Ukraine after a year of changes

The State of the War

The situation for civilians in Eastern Ukraine is dire

Weak government, strong society

In post-Maidan Ukraine, failing governmental action is substituted by voluntary work. While the Ukrainian state is failing in many aspects, Ukrainian society is very strong. 

Kyiv and the regions

Ukraine has been an over-centralised state since its independence from the Soviet Union, but now the notion of “decentralisation” has taken hold in even tiny villages

There is much written about Ukraine’s struggle with reforms and the war to the east and its meaning for the West. Indeed, the crisis is one of the most defining crises of our time, but there is probably too little attention on what is actually happening on the ground in Ukraine. After the Maidan, the country embarked on a course of Westernisation. Because all previous governments – including those who have formally pledged to reform the country – dodged meaningful institutional overhaul, the tasks ahead for Kyiv are immense.

Public perception in the West on these reforms is divided. One camp claims that reforms are happening, and Ukraine is on the right path.

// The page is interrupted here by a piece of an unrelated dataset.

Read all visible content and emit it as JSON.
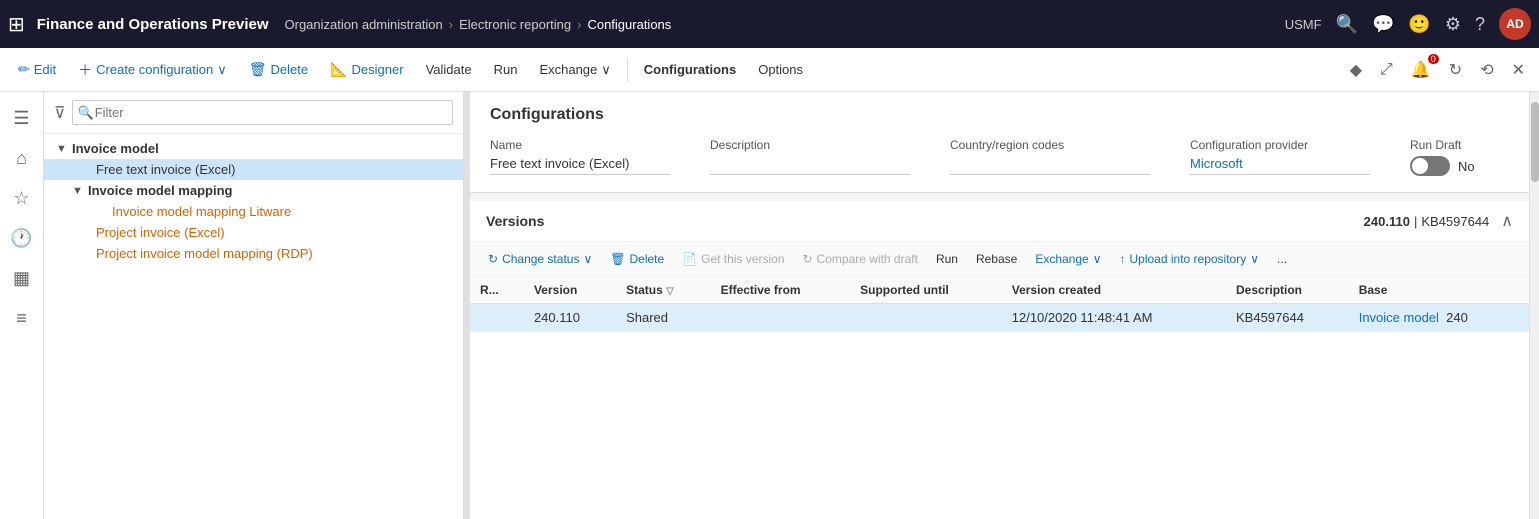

The other claims that oligarchs, bureaucrats and other “old structures” are successfully derailing and delaying the reform progress and that the “Maidan-adventure” is prone to fail like the orange revolution failed.

The truth probably lies somewhere in the middle.

This series of articles is based, in part, on the findings of Gustav Gressel on a research trip to Ukraine at the end of April 2015. It is not an attempt to draw a complete and comprehensive review on how far progresses has been made in all issues on the reform agenda, but rather to give the reader an impression on the tasks ahead and the moods in the population.